Stability in the ocean is entirely different than in flat-water and it requires a higher level of fitness. The ocean is dynamic and constantly moving in all directions. To maintain stability in the ocean you’ll use muscles that you don't work out in the flat-water; tiring your body much sooner.
Most folks should modify their stance in the ocean. A common mistake we see is a parallel stance that's too wide, shoulder width apart or wider, with feet placement close to the rails. The thought is that a wide stance will give you stability, it doesn't. With your feet closer to the rails, each weight adjustment and shift buries your rail causing you to shift your weight back to the other side for balance, the result is that familiar tippy feeling. Additionally it doesn’t allow you to shift your hips to make tail to nose adjustments.
Narrow your stance, this concentrates your center of gravity in a smaller space. Stagger your feet from parallel to a front and back position, your front foot will be the same one as your surfing stance. Each board has it's own sweet spot so you’ll have to find it through practice. Start with your front foot forward and the toes of your back foot staggered back and in line with the ball of your front foot. This, combined with a narrower overall stance, will help you shift your hips forward and backward to get that tail to nose movement. Bending a bit more while maintaining a looseness in your legs also helps. Don't forget to keep your eyes up.

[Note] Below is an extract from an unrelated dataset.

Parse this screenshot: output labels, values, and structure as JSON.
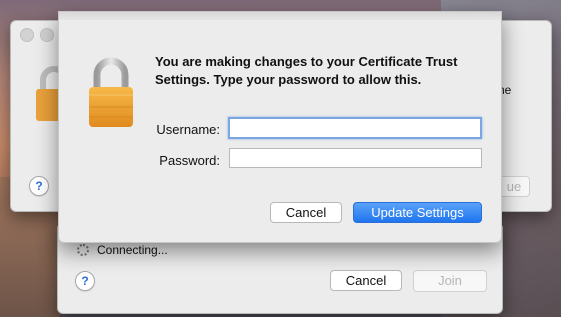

Play with it in the flat-water and then test it in the ocean, or go straight to the ocean and work it. It takes time but will come.